All our lives were upended by the lockdown, but some more profoundly than others. Many were lucky to be almost untouched from an economic point of view, while others had their livelihoods extinguished. Some urban dwellers escaped almost unscathed while many suffered grievously — but it was those in rural areas who were most vulnerable to disadvantage and loss.
Here people were most likely to suffer isolation and loneliness, particularly on the long 15-hour nights of last winter in places where there was no pavement or street lights to facilitate even an evening stroll. Similarly, the mostly small, standalone pubs and shops dependent on local trade were more vulnerable to economic shocks than their better-integrated and busier urban counterparts.
We can’t blame it all on Covid, of course — for pre-pandemic rural Ireland was already in crisis. The virus has, however, blown its working parts high into the air, and nobody has any idea what the landscape will be like when the dust settles. There is simply no way of knowing how many shops, pubs, cafés, or places of entertainment are set to reopen when the present subsidies are removed. It is, however, a racing certainty that many will not.
The headwinds were, of course, already strongly against rural Ireland, because economic activity was relentlessly shifting towards urban centres. The majority of Irish farms are now part-time, with many of their owners travelling to work in nearby towns. Visitors to rural villages see streets lined with abandoned premises as shops, pubs, post offices, banks, and garda stations close down. This inevitably leads to a cycle of disadvantage, where less cash circulates locally and other businesses inevitably follow suit by going to the wall.
The one exception used to be areas where tourism had taken root.
Here, it was still possible to do what urban dwellers take for granted — buy a newspaper, fill up with diesel, or find a pub serving food. The disproportionate value of tourism for maintaining rural services is extremely clear — but now even this lifeline has been removed. Nobody is at all certain how many of the typically small, tourism-based businesses in rural Ireland can survive until the hospitality industry gets back to near 2019 levels.
There is, of course, much talk of the Covid crisis being rural Ireland’s opportunity, that it will speed the move towards carbon-neutral ways of living. Greater options to work from home will see people relocating to our villages and countryside areas, thereby easing the pressures for urban housing.
This brings to mind the compelling concept of a social village — strong, commute-free communities where people work, shop, recreate, and find schools for their children within walking distance of home. For most people, it’s a captivating image but something that presently may be just wishful thinking. Who wants to move to a rural village bereft of shops, restaurants, pubs, and a post office, while the Garda station operates nine to five in the nearest town?

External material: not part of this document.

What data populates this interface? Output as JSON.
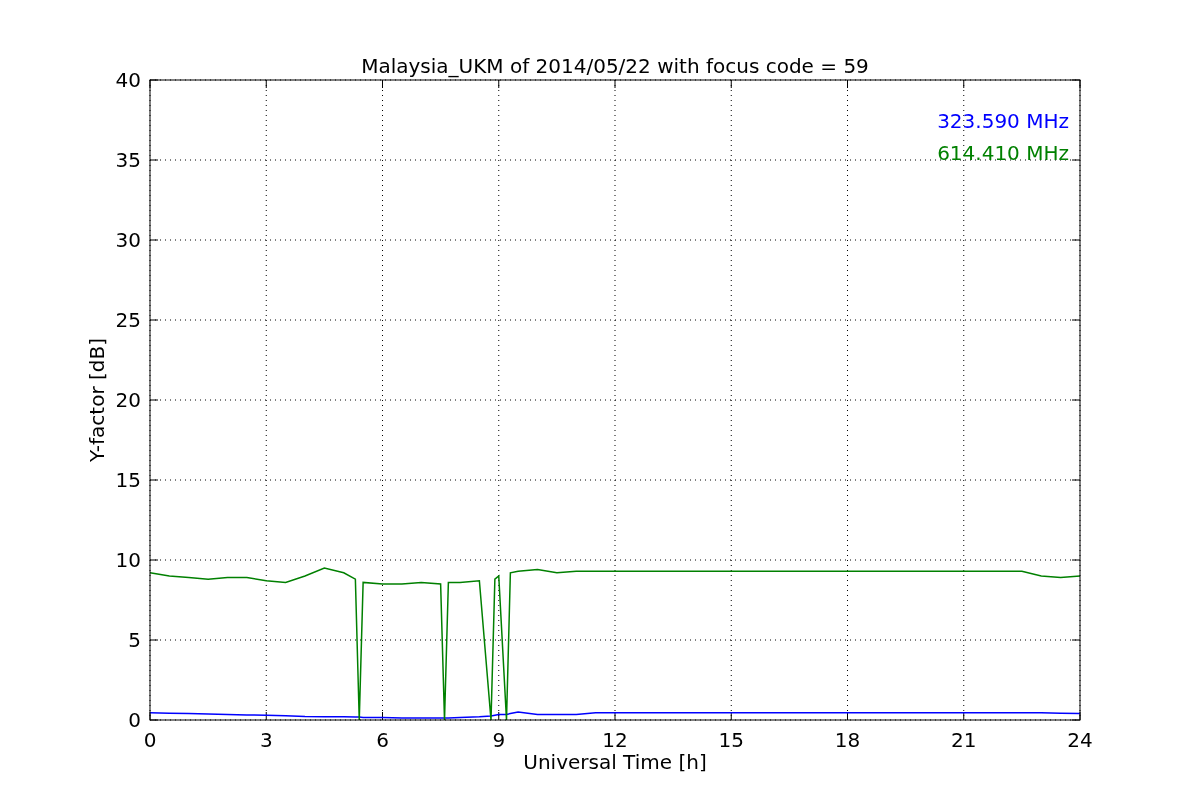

If rural Ireland is to be saved, action is now required. There is an urgent need for the appointment of a minster for rural recovery to provide the focus and agile policy response that will be required to avoid further precipitous decline. The first task must be to expedite the proposal on turning vacant buildings into remote employment hubs where people can enjoy workplace camaraderie without the commute.
There is also a need for action to redress the urbanisation of Irish tourism where the national accommodation base is increasingly located within urban hotels. The result is that rural excursions are mostly confined to low-spend day trips by holidaymakers, which do little to support local service providers.
Incentives should be provided to encourage the development of small rural guest houses and B&Bs to replace the many that have left, or are about to leave, the business. This will only be successful, however, when going hand-in-hand with the development of tourism activities. We now need more of the innovative thinking that recently created St Declan’s Way pilgrim path, the Suir Blueway, the National Famine Way, and the new biking trails in the Slieve Bloom Mountains.
Building towards well-integrated social villages is the way ahead, but families will only relocate to vibrant communities where a high level of service and sustainability is on offer.
- John G O'Dwyer is an author and the chairman of Pilgrim Paths Ireland, which is dedicated to bringing economic benefit to rural communities by promoting Ireland's ancient trails.